This -- as I've repeatedly said, in the past -- the bust-up play -- is perhaps all that will ever become of Schering.

I think both JNJ and MRK are too smart to take on the manifold packets of woe Hassan and Cox have created here.

Later today, I'll report on the revival of a securities fraud suit at old Pharmacia (now Pfizer) -- when, as banditos, Cox and Hassan allegedly buried unfavorable study results to
juice the stock price. It looks like much the same drill as ALLEGEDLY occured with ENHANCE in 2007-2008.

But time will tell.

Anonymous said...

nicely put and I think you're right.


Nathan said...

Funny that you are all to quick to point out bad news about Schering -- but you've been completely silent over the last 24-36 hours as thier stock price has shot up over 10% and analysts have repeatedly claims that Schering is a prime takeover target...

Anonymous said...

a question to Nathan-

how is it good news for S/P for a merger?

The layoffs/downsizing would only complicate life for many at S/P.

Nathan said...

The good news is that the stock price is up and that revenue beat analyst expectations.

An aquisition is not good news for employees, but it certainly is different than what Condor thinks will happen. I have yet to witness any big-pharma bust-ups, as he proposes. It just doesn't happen...

Anonymous said...


So, you're just interested in seeing the stock go up?

Nice, so you really don't care about the company just the $ you can make at the expense of the employees of S/P. Just like Fred and Carrie.

Makes someone wonder if you're one of the EMT at S/P.

Nathan said...

Quite the contrary. I'm a research scientist at a major pharma company. I have no stomach for these aquisitions. I might well end up loosing my job in the next year due to the Pfizer/Wyeth deal.
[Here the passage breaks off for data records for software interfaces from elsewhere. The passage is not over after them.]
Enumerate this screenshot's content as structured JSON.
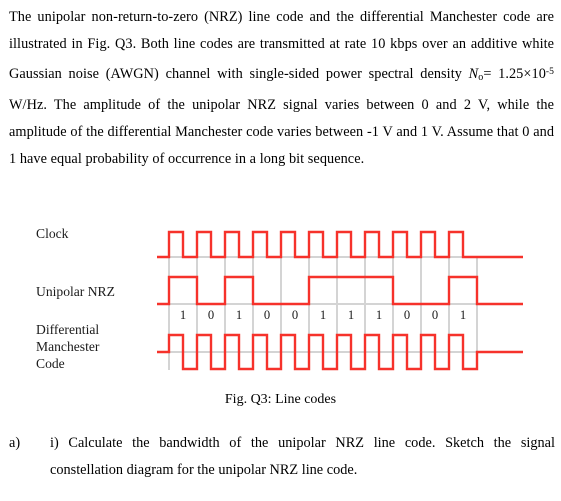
{
  "document": {
    "intro": {
      "line1": "The unipolar non-return-to-zero (NRZ) line code and the differential Manchester",
      "line2": "code are illustrated in Fig. Q3. Both line codes are transmitted at rate 10 kbps over",
      "line3": "an additive white Gaussian noise (AWGN) channel with single-sided power",
      "line4_a": "spectral density ",
      "line4_sym": "N",
      "line4_sub": "o",
      "line4_b": "= 1.25×10",
      "line4_sup": "-5",
      "line4_c": " W/Hz. The amplitude of the unipolar NRZ signal",
      "line5": "varies between 0 and 2 V, while the amplitude of the differential Manchester code",
      "line6": "varies between -1 V and 1 V. Assume that 0 and 1 have equal probability of",
      "line7": "occurrence in a long bit sequence."
    },
    "figure": {
      "labels": {
        "clock": "Clock",
        "unipolar_nrz": "Unipolar NRZ",
        "dmc_line1": "Differential",
        "dmc_line2": "Manchester",
        "dmc_line3": "Code"
      },
      "caption": "Fig. Q3: Line codes",
      "colors": {
        "waveform": "#f6322b",
        "gridline": "#c9c9c9",
        "baseline": "#d4d4d4"
      }
    },
    "question": {
      "marker": "a)",
      "text": "i) Calculate the bandwidth of the unipolar NRZ line code. Sketch the signal constellation diagram for the unipolar NRZ line code."
    }
  },
  "chart_data": {
    "type": "line",
    "title": "Fig. Q3: Line codes",
    "xlabel": "",
    "ylabel": "",
    "bit_sequence": [
      1,
      0,
      1,
      0,
      0,
      1,
      1,
      1,
      0,
      0,
      1
    ],
    "bit_labels": [
      "1",
      "0",
      "1",
      "0",
      "0",
      "1",
      "1",
      "1",
      "0",
      "0",
      "1"
    ],
    "bit_count": 11,
    "geometry": {
      "x_start": 169,
      "bit_width": 28.0,
      "tail_left": 12,
      "tail_right": 46,
      "clock_baseline_y": 53,
      "clock_high_y": 28,
      "nrz_baseline_y": 100,
      "nrz_high_y": 73,
      "dmc_zero_y": 148,
      "dmc_high_y": 131,
      "dmc_low_y": 165,
      "grid_top_y": 53,
      "grid_bottom_y": 166
    },
    "series": [
      {
        "name": "Clock",
        "description": "Square wave, one full period per bit interval; high during first half of each bit, low during second half.",
        "levels": [
          "low",
          "high"
        ],
        "periods": 11
      },
      {
        "name": "Unipolar NRZ",
        "description": "Level high (2 V) for bit 1 and low (0 V) for bit 0, held for the whole bit interval.",
        "levels_per_bit": [
          1,
          0,
          1,
          0,
          0,
          1,
          1,
          1,
          0,
          0,
          1
        ],
        "amplitude_volts": [
          0,
          2
        ]
      },
      {
        "name": "Differential Manchester Code",
        "description": "Always a mid-bit transition; additional transition at the start of the bit interval when the bit is 0.",
        "half_bit_levels": [
          1,
          -1,
          1,
          -1,
          1,
          -1,
          1,
          -1,
          1,
          -1,
          1,
          -1,
          1,
          -1,
          1,
          -1,
          1,
          -1,
          1,
          -1,
          1,
          -1
        ],
        "amplitude_volts": [
          -1,
          1
        ]
      }
    ]
  }
}
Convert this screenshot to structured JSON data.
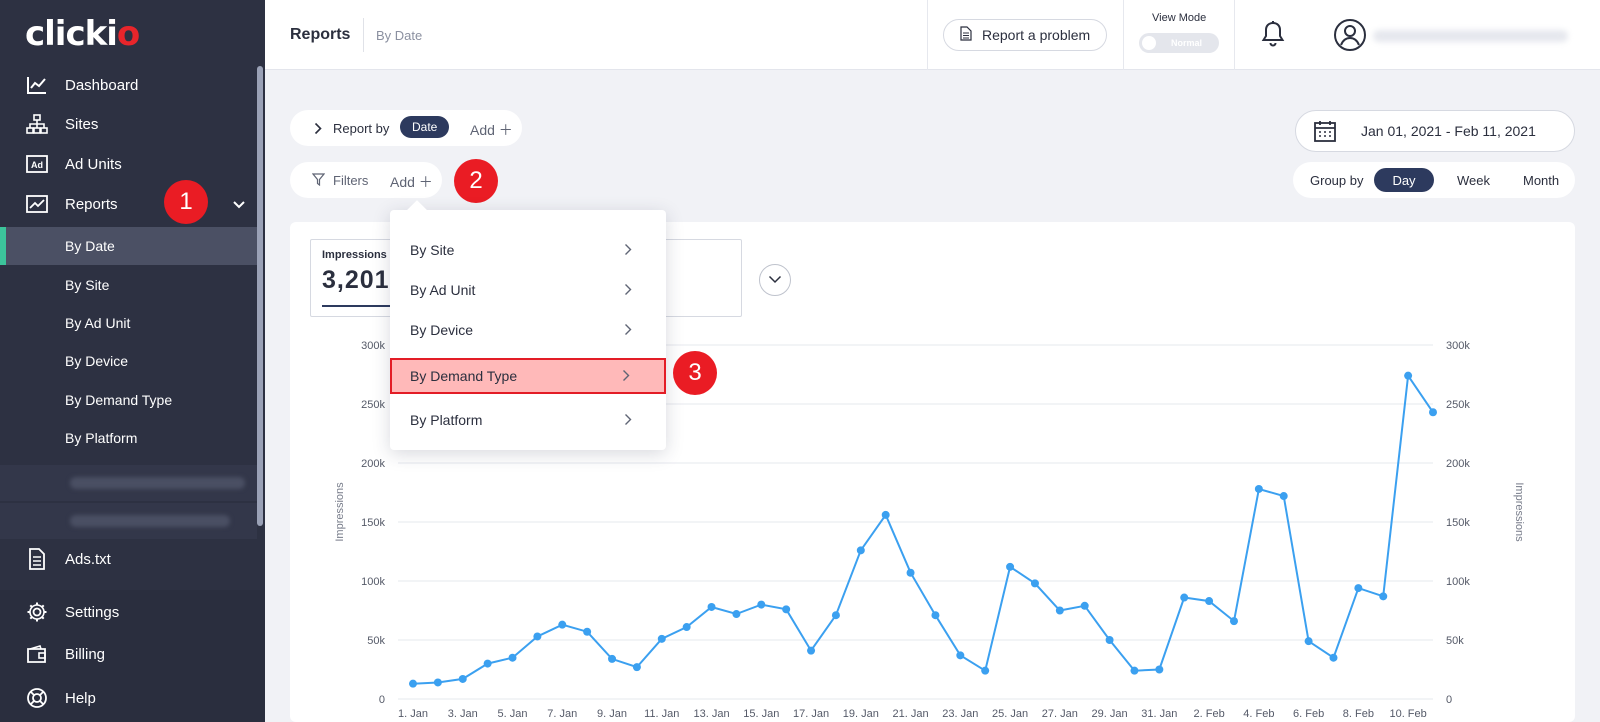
{
  "app": {
    "logo": "clickio"
  },
  "sidebar": {
    "items": [
      {
        "label": "Dashboard",
        "icon": "dashboard-icon"
      },
      {
        "label": "Sites",
        "icon": "sitemap-icon"
      },
      {
        "label": "Ad Units",
        "icon": "ad-icon"
      },
      {
        "label": "Reports",
        "icon": "reports-icon"
      }
    ],
    "reports_sub": [
      {
        "label": "By Date",
        "active": true
      },
      {
        "label": "By Site"
      },
      {
        "label": "By Ad Unit"
      },
      {
        "label": "By Device"
      },
      {
        "label": "By Demand Type"
      },
      {
        "label": "By Platform"
      }
    ],
    "bottom_items": [
      {
        "label": "Ads.txt",
        "icon": "document-icon"
      },
      {
        "label": "Settings",
        "icon": "gear-icon"
      },
      {
        "label": "Billing",
        "icon": "wallet-icon"
      },
      {
        "label": "Help",
        "icon": "lifebuoy-icon"
      }
    ]
  },
  "header": {
    "title": "Reports",
    "subtitle": "By Date",
    "report_problem": "Report a problem",
    "view_mode_label": "View Mode",
    "view_mode_value": "Normal"
  },
  "controls": {
    "report_by_label": "Report by",
    "report_by_value": "Date",
    "add_label": "Add",
    "filters_label": "Filters",
    "filters_add": "Add",
    "date_range": "Jan 01, 2021 - Feb 11, 2021",
    "group_by_label": "Group by",
    "group_by_options": [
      "Day",
      "Week",
      "Month"
    ],
    "group_by_selected": "Day"
  },
  "dropdown": {
    "items": [
      "By Site",
      "By Ad Unit",
      "By Device",
      "By Demand Type",
      "By Platform"
    ],
    "highlighted": "By Demand Type"
  },
  "annotations": [
    "1",
    "2",
    "3"
  ],
  "metric": {
    "label": "Impressions",
    "value": "3,201,"
  },
  "colors": {
    "accent": "#2d3a5e",
    "line": "#3ba0f0",
    "sidebar": "#2d3142",
    "active_bar": "#3cc49b",
    "badge": "#ea1c24"
  },
  "chart_data": {
    "type": "line",
    "ylabel": "Impressions",
    "y2label": "Impressions",
    "ylim": [
      0,
      300000
    ],
    "yticks": [
      "0",
      "50k",
      "100k",
      "150k",
      "200k",
      "250k",
      "300k"
    ],
    "xticks": [
      "1. Jan",
      "3. Jan",
      "5. Jan",
      "7. Jan",
      "9. Jan",
      "11. Jan",
      "13. Jan",
      "15. Jan",
      "17. Jan",
      "19. Jan",
      "21. Jan",
      "23. Jan",
      "25. Jan",
      "27. Jan",
      "29. Jan",
      "31. Jan",
      "2. Feb",
      "4. Feb",
      "6. Feb",
      "8. Feb",
      "10. Feb"
    ],
    "series": [
      {
        "values": [
          13000,
          14000,
          17000,
          30000,
          35000,
          53000,
          63000,
          57000,
          34000,
          27000,
          51000,
          61000,
          78000,
          72000,
          80000,
          76000,
          41000,
          71000,
          126000,
          156000,
          107000,
          71000,
          37000,
          24000,
          112000,
          98000,
          75000,
          79000,
          50000,
          24000,
          25000,
          86000,
          83000,
          66000,
          178000,
          172000,
          49000,
          35000,
          94000,
          87000,
          274000,
          243000
        ]
      }
    ],
    "grid": true
  }
}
I was just pointing out the irony of this website. It seems to celebrate when things go badly and exibits a complete lack of rejoicing when things go well. Just a bit strange...

I, for one, hope that SP remains independent and begins to thrive once again. But, given the turmoil of the industry at the moment, I doubt that this will happen. I think an aquisition is much more likely from what I've read.

condor said...

Nathan -- I hope you do NOT lose your job as a "research scientist".

Similarly, I do not "hope" that things will go badly for Schering-Plough.

I simply think it is being led by the wrong people. Consider the tenure of Fred and Carrie -- at Pharmacia, and now Schering, as proof of this.

So, what is ironic, to my eye -- is that you assign false motives to me -- when I have repeatedly made myself clear to you, at Ed's (the old pharmalot joint) -- in prior conversations.

If people like you, in Pharma, wish to keep their jobs, they ought to advocate for better leadership -- from the Board, and from the executive suite.

The drug industry's maladies are largely of these peoples' own making -- greed before science, profits before improved healthcare.

That's my take. If you disagree, great -- but your disagreement doesn't make me, in any way, internally incongruent.


Anonymous said...


As a return customer to your site, I have some qualifiers for/on your statements to Nathan:

1) Pharma is a business. Its business is to make money. It happens to be in health care. (Yes, they can be more compassionate but, it is still a business)
2) Management (and this includes the Board) have to maximize profits. This tends to lead to science directed for only big targets or me too drugs (and policies of reduction in staff.
3) A bit of the problem really does fall back to Wall Street and the American public. They don't want a company to be just productive (gone are the days when a company could trod along with a 5% return), the company needs to give 'large returns' on their stock (it my opinion this all start after the tech boom). I think this pressure is what really pushes on the direction of the company.


Condor said...

Fair enough -- thanks for the perspective.

So we are clear -- I too am a capitalist! -- I want science to be (significantly) life-improving, AND profitable.

But it cannot be solely about profits, for in the end, pharma sells an entirely "opaque" good -- we must trust the maker, in some measure, about whether it is helping -- or hurting -- us.


Anonymous said...

We agree.

Trust but.......verify.

"In God we trust....all else, prove it!"